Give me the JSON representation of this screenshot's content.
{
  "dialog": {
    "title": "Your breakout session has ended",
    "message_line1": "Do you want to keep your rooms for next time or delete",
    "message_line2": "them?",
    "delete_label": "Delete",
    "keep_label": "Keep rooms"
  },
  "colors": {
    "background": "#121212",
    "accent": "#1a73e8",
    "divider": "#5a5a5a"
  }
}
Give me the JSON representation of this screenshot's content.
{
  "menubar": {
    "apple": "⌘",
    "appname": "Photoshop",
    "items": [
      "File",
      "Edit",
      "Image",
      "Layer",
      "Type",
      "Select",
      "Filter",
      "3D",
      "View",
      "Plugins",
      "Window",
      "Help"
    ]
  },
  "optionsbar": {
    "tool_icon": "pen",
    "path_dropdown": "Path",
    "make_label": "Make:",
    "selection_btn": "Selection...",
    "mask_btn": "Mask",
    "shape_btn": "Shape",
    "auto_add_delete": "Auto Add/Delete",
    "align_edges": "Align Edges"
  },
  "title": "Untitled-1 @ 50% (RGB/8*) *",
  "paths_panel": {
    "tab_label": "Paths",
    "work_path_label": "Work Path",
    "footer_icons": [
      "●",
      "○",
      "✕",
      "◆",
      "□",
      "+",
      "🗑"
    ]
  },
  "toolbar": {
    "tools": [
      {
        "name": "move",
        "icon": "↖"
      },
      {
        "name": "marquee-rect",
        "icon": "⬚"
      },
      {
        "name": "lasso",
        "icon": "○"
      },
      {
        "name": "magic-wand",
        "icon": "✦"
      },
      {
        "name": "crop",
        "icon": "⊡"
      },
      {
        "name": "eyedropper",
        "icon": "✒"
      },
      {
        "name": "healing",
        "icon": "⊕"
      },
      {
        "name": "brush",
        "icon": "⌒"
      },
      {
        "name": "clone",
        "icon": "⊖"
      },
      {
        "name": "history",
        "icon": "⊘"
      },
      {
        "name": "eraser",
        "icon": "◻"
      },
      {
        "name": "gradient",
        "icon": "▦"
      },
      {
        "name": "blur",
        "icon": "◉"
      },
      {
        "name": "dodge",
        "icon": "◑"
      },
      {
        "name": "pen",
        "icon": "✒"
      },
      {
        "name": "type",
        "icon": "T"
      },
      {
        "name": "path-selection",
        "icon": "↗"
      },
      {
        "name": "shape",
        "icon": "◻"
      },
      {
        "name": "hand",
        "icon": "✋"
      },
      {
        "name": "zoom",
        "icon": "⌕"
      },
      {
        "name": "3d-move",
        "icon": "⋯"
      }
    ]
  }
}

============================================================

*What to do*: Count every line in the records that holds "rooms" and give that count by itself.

*Task answer*: 2